As good as much of this volume is, there’s one area where it drops the ball. That would be in regards to its handling of Sherry, Dwight’s ex and the current leader of the Saviors. While I thought that her idea of waiting for Rick’s inevitable triumph to make her move in the previous volume was clever, Kirkman really fouls up her motivations here. At first it looks like she’s going to have the Saviors take over. Then when she gets a moment alone with Rick to hash things out, we find out that she just wants to extricate her group from the system of mutual protection and trade they have between Alexandrea, the Hilltop, and the Kingdom.
This… doesn’t make a lot of sense and her actions only get less rational when she starts to attack Rick. Things go sideways in the encounter and suddenly Rick is left with a lot of explaining to do to the Saviors. Negan winds up handling most of it and offers his own interpretation of Shelly’s actions. It’s an explanation that’s fine for what it is, but doesn’t come off like something that was set up organically in regards to her personality. Essentially, Shelly’s arc can be boiled down to “crazy person leads the Saviors and nearly ruins things for everyone.” It’s not a good look for the character and a real misstep from Kirkman in terms of characterization.
No missteps are to be found in the art from Adlard, as you’d expect. He does an excellent job in building up the tension when the zombies march to Alexandrea and eventually overwhelm the gates. You really feel the desperation of the crowd as things go from bad to worse here. Adlard also breaks out the sixteen panel grid to impressive effect on a couple of occasions: Once to show how everyone inside and outside the town is coping with the invasion, and then as various characters pay tribute to the one who passes away. Just to emphasize, Adlard does as much to sell the emotion and drama of this volume with his art as Kirkman does with his writing.
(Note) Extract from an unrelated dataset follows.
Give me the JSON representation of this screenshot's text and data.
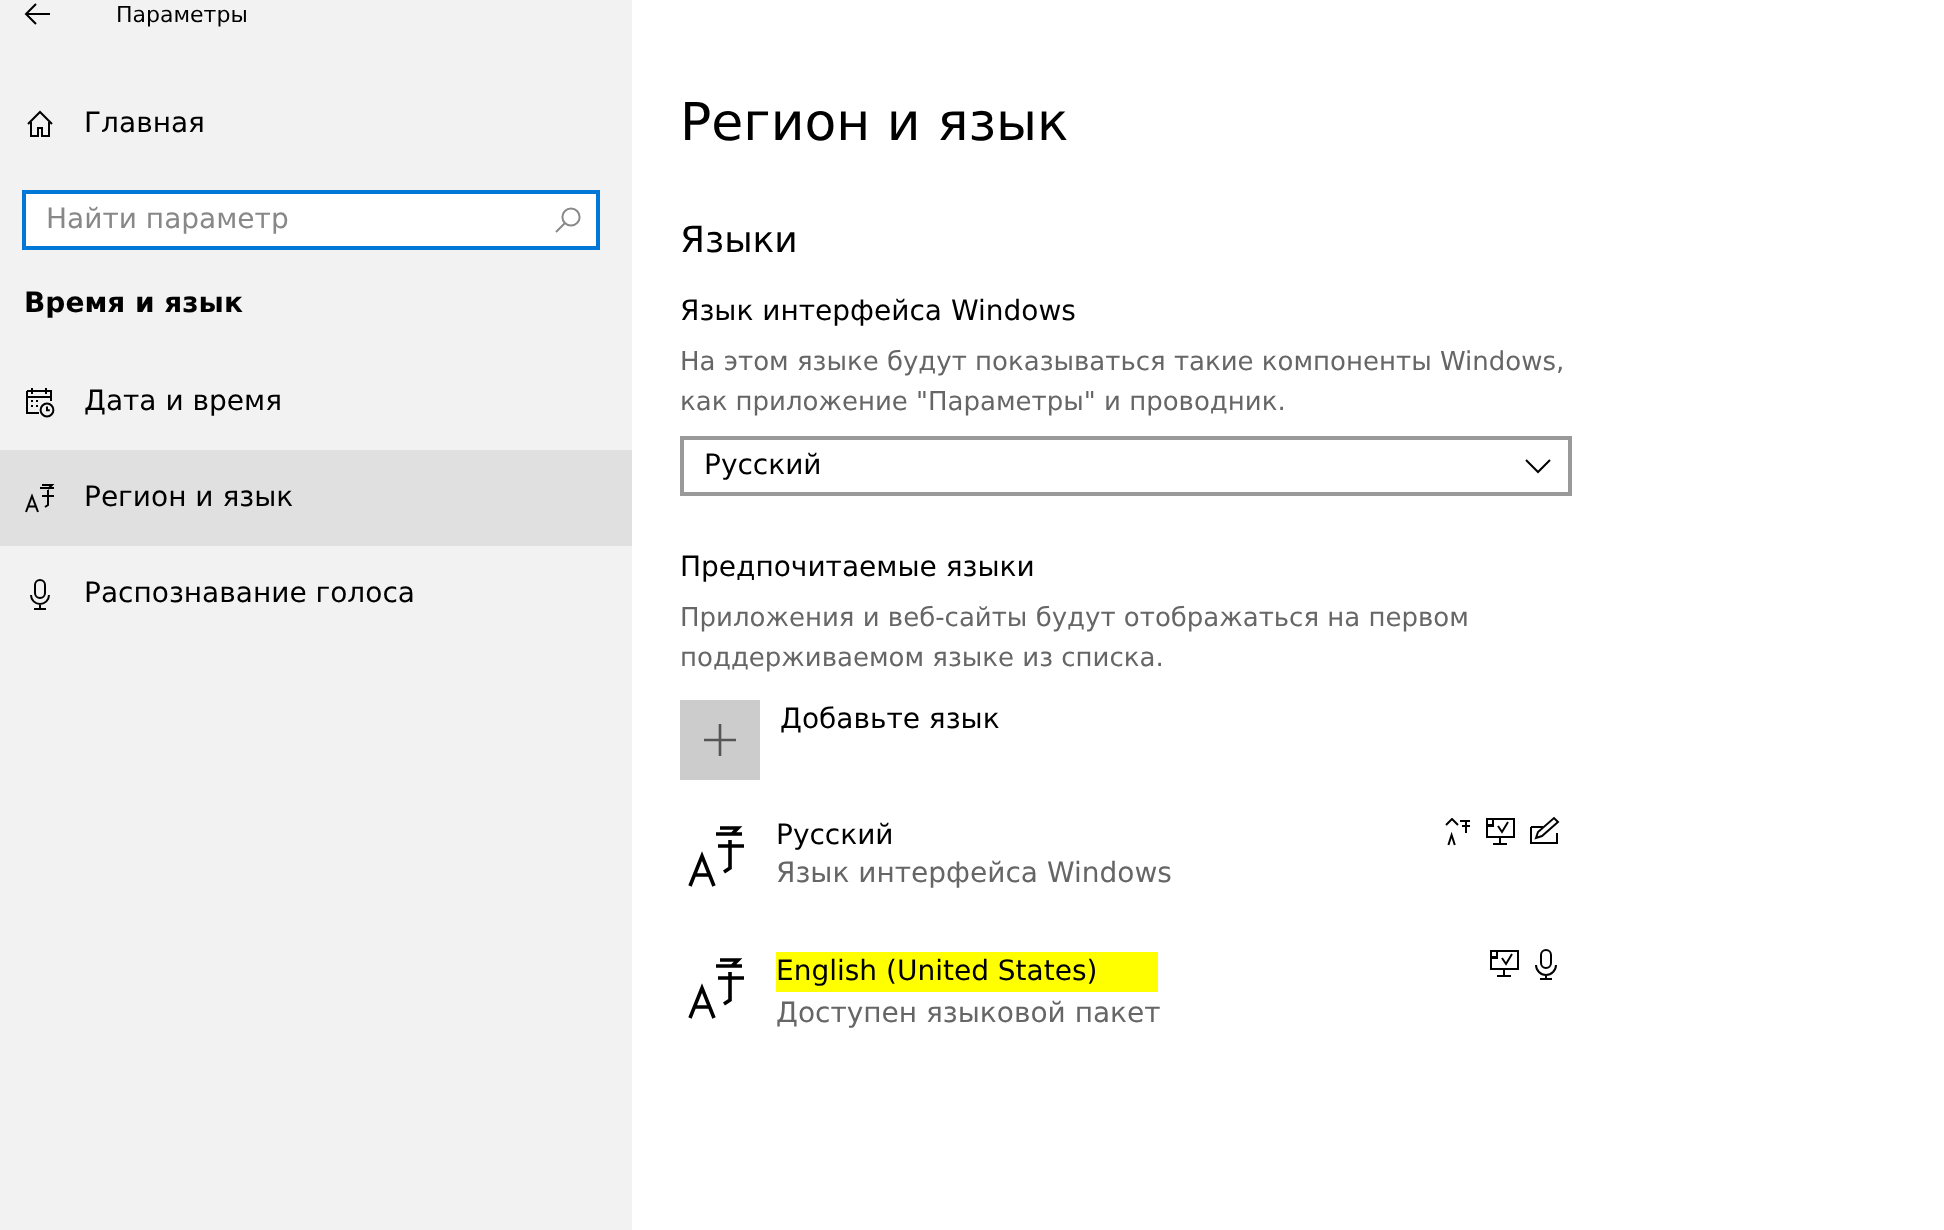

By the end of the volume things have calmed down considerably, even though the final page still leaves me concerned for one character’s mental state. Hell, the entire cast has been put through the wringer over these past two volumes, but it’s made for some pretty great entertainment as far as I’m concerned. Not everything that was attempted here was a success, but the fact that I’m now looking forward to seeing how Negan interacts with the cast from here own out outweighs those issues.